Simon Aspinall, MD, Internet Business Solutions Group, Cisco

Moving Pictures

Gee RanasinhaBusiness

Over at the Telco 2.0 blog there’s a fascinating interview with Simon Aspinall, MD of Cisco’s Internet Business Solutions Group. The essence of the interview, and the excerpt from a white paper by Cisco about their “medianet” strategy, is that the web is moving to video. Not just consumers uploading clips to sites like YouTube or Vimeo, but actually watching TV over the internet.

According to Cisco, by 2012 nearly 90% of all consumer IP traffic will be video. Think about that for a second.

They also say that, globally, they anticipate that the amount of data exchanged over the internet in 2012 will reach 44 Exabytes (that’s 44 billion Gigabytes) – per month!
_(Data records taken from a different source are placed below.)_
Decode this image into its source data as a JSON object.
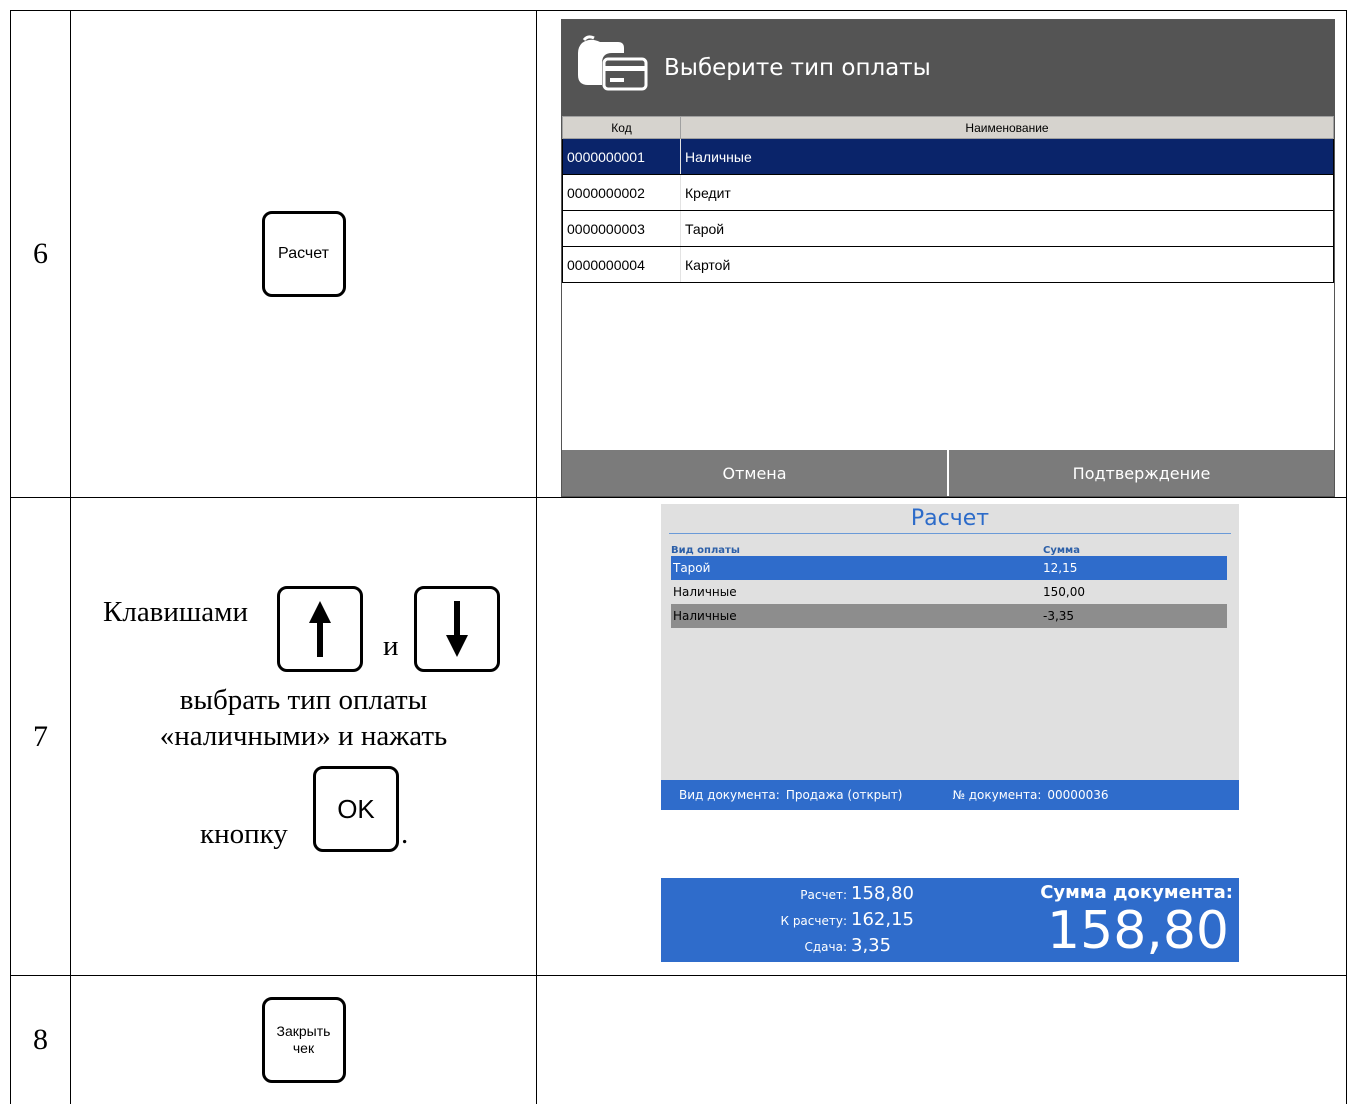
{
  "steps": [
    {
      "number": "6",
      "key_label": "Расчет"
    },
    {
      "number": "7",
      "text_before_keys": "Клавишами",
      "text_between_keys": "и",
      "line2": "выбрать тип оплаты",
      "line3": "«наличными» и нажать",
      "line4_prefix": "кнопку",
      "line4_suffix": ".",
      "ok_label": "OK",
      "arrow_up_icon": "arrow-up-icon",
      "arrow_down_icon": "arrow-down-icon"
    },
    {
      "number": "8",
      "key_label": "Закрыть чек"
    }
  ],
  "payment_dialog": {
    "title": "Выберите тип оплаты",
    "icon": "wallet-card-icon",
    "columns": [
      "Код",
      "Наименование"
    ],
    "rows": [
      {
        "code": "0000000001",
        "name": "Наличные",
        "selected": true
      },
      {
        "code": "0000000002",
        "name": "Кредит"
      },
      {
        "code": "0000000003",
        "name": "Тарой"
      },
      {
        "code": "0000000004",
        "name": "Картой"
      }
    ],
    "cancel_label": "Отмена",
    "confirm_label": "Подтверждение",
    "header_color": "#545454",
    "selection_color": "#0a246a"
  },
  "settlement": {
    "title": "Расчет",
    "col_type": "Вид оплаты",
    "col_sum": "Сумма",
    "rows": [
      {
        "type": "Тарой",
        "sum": "12,15",
        "state": "selected"
      },
      {
        "type": "Наличные",
        "sum": "150,00",
        "state": "normal"
      },
      {
        "type": "Наличные",
        "sum": "-3,35",
        "state": "gray"
      }
    ],
    "doc_type_label": "Вид документа:",
    "doc_type_value": "Продажа (открыт)",
    "doc_num_label": "№ документа:",
    "doc_num_value": "00000036",
    "calc_label": "Расчет:",
    "calc_value": "158,80",
    "to_pay_label": "К расчету:",
    "to_pay_value": "162,15",
    "change_label": "Сдача:",
    "change_value": "3,35",
    "doc_sum_label": "Сумма документа:",
    "doc_sum_value": "158,80",
    "accent_color": "#2f6ccb"
  }
}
That’s six times greater than in 2007, and the main reason for this huge increase lies with the expected growth in video.

High-speed internet connections continue to get ever more affordable. As a result of all this available bandwidth, web visitors are increasingly demanding a richer, higher-quality internet experience. Today, that means video. Not just the YouTube phenomenon, but what companies like Cisco like to call “TV over Telecom”. Have you noticed how more and more TV companies now have websites where you can watch TV shows that you may have missed the first time around? That’s an example of TV over Telecom.
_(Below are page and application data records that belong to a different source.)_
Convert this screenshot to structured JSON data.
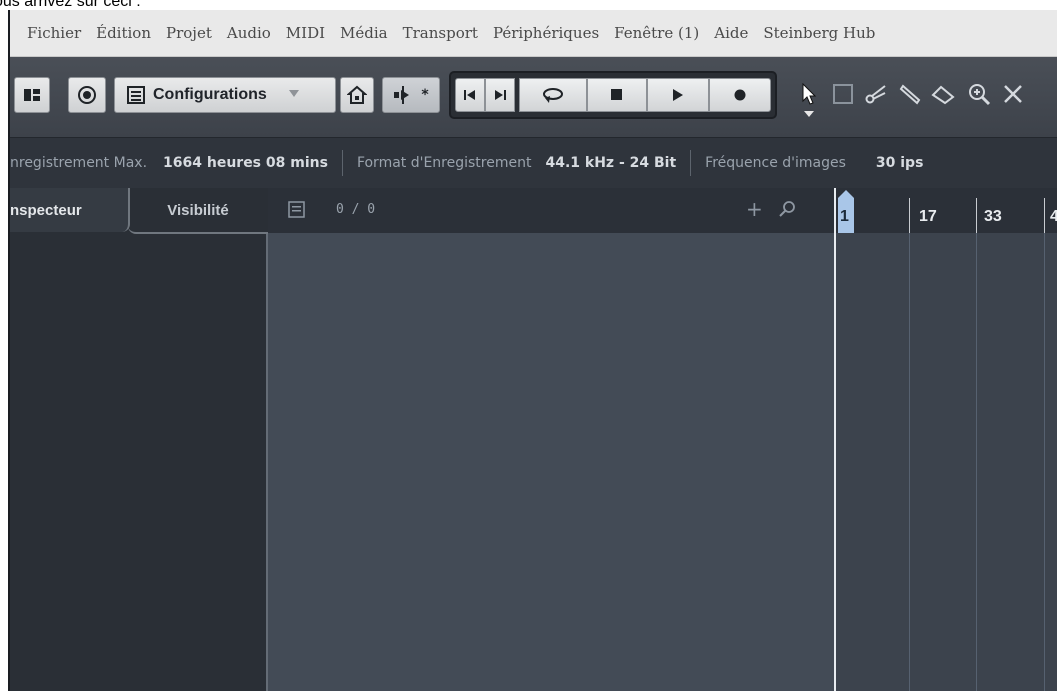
{
  "caption": "ous arrivez sur ceci :",
  "menu": [
    "Fichier",
    "Édition",
    "Projet",
    "Audio",
    "MIDI",
    "Média",
    "Transport",
    "Périphériques",
    "Fenêtre (1)",
    "Aide",
    "Steinberg Hub"
  ],
  "toolbar": {
    "configurations_label": "Configurations",
    "icons": [
      "inspector-toggle-icon",
      "constrain-delay-icon",
      "configurations-list-icon",
      "home-icon",
      "auto-scroll-icon",
      "go-to-start-icon",
      "go-to-end-icon",
      "cycle-icon",
      "stop-icon",
      "play-icon",
      "record-icon",
      "object-selection-icon",
      "range-selection-icon",
      "split-icon",
      "glue-icon",
      "erase-icon",
      "zoom-icon",
      "mute-icon"
    ],
    "marker_symbol": "*"
  },
  "status": {
    "rec_max_label": "nregistrement Max.",
    "rec_max_value": "1664 heures 08 mins",
    "format_label": "Format d'Enregistrement",
    "format_value": "44.1 kHz - 24 Bit",
    "framerate_label": "Fréquence d'images",
    "framerate_value": "30 ips"
  },
  "inspector": {
    "tab_inspector": "nspecteur",
    "tab_visibility": "Visibilité"
  },
  "tracklist": {
    "count": "0 / 0",
    "add_symbol": "+"
  },
  "ruler": {
    "bars": [
      "1",
      "17",
      "33",
      "4"
    ]
  },
  "colors": {
    "menu_bg": "#e9e9e9",
    "panel_bg": "#2b3038",
    "tracklist_bg": "#434b56",
    "playhead": "#a9c6e8"
  }
}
However, the future of internet TV is a lot more than catching up on last night’s episode of CSI. Cisco is talking about a future of video interactivity allowing users to choose any type of content, from anywhere, and view it pre-optimized for whatever device that they happen to be in front of at the time – TV, computer, mobile phone, whatever.
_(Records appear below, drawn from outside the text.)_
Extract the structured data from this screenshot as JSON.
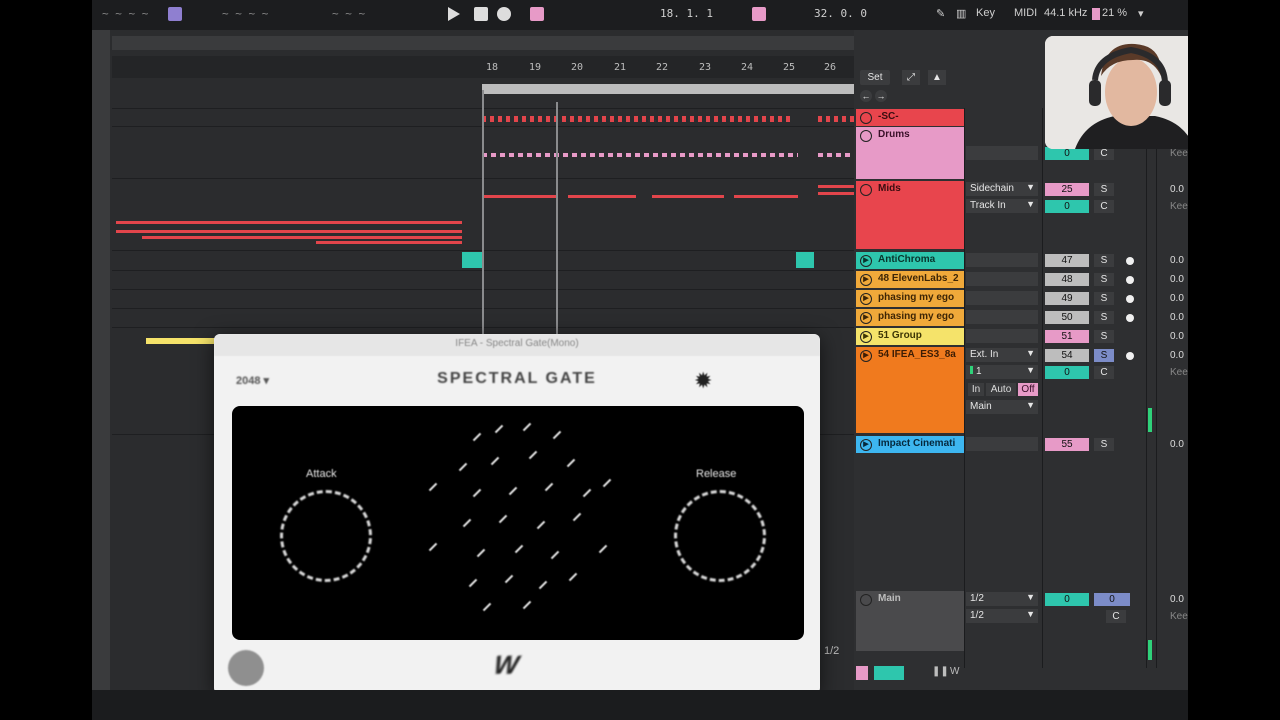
{
  "transport": {
    "position": "18. 1. 1",
    "loop_length": "32. 0. 0",
    "key_label": "Key",
    "midi_label": "MIDI",
    "sample_rate": "44.1 kHz",
    "cpu": "21 %"
  },
  "ruler": {
    "bars": [
      "18",
      "19",
      "20",
      "21",
      "22",
      "23",
      "24",
      "25",
      "26"
    ]
  },
  "mixer": {
    "set_label": "Set",
    "tracks": [
      {
        "name": "-SC-",
        "color": "#e8454d"
      },
      {
        "name": "Drums",
        "color": "#e79ac7"
      },
      {
        "name": "Mids",
        "color": "#e8454d"
      },
      {
        "name": "AntiChroma",
        "color": "#2ec6ad"
      },
      {
        "name": "48 ElevenLabs_2",
        "color": "#f0a93a"
      },
      {
        "name": "phasing my ego",
        "color": "#f0a93a"
      },
      {
        "name": "phasing my ego",
        "color": "#f0a93a"
      },
      {
        "name": "51 Group",
        "color": "#f5e36a"
      },
      {
        "name": "54 IFEA_ES3_8a",
        "color": "#f07a1e"
      },
      {
        "name": "Impact Cinemati",
        "color": "#3db6f0"
      }
    ],
    "io": {
      "sidechain": "Sidechain",
      "track_in": "Track In",
      "ext_in": "Ext. In",
      "ch1": "1",
      "in_label": "In",
      "auto_label": "Auto",
      "off_label": "Off",
      "main": "Main",
      "main_a": "1/2",
      "main_b": "1/2"
    },
    "values": {
      "drums_pan": "0",
      "mids_send": "25",
      "mids_pan": "0",
      "anti": "47",
      "eleven": "48",
      "phase1": "49",
      "phase2": "50",
      "group51": "51",
      "ifea": "54",
      "ifea_pan": "0",
      "impact": "55",
      "main_pan": "0",
      "main_vol": "0"
    },
    "buttons": {
      "solo": "S",
      "center": "C"
    },
    "right": {
      "zero": "0.0",
      "keep": "Keep"
    },
    "main_track": "Main",
    "bottom_right": "1/2"
  },
  "plugin": {
    "title": "IFEA - Spectral Gate(Mono)",
    "preset": "2048",
    "name": "SPECTRAL GATE",
    "attack_label": "Attack",
    "release_label": "Release",
    "logo": "W"
  },
  "colors": {
    "accent_pink": "#e79ac7",
    "accent_red": "#e2454b",
    "accent_cyan": "#2ec6ad"
  }
}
Depending on your business, leveraging the additional power of video messaging can help increase your market reach, differentiate your value offering, educate your target market, train your channel partners, grow your website visitor rate, and generate more leads.

Video is no longer the reserve of large organizations with vast marketing departments and bottomless budgets.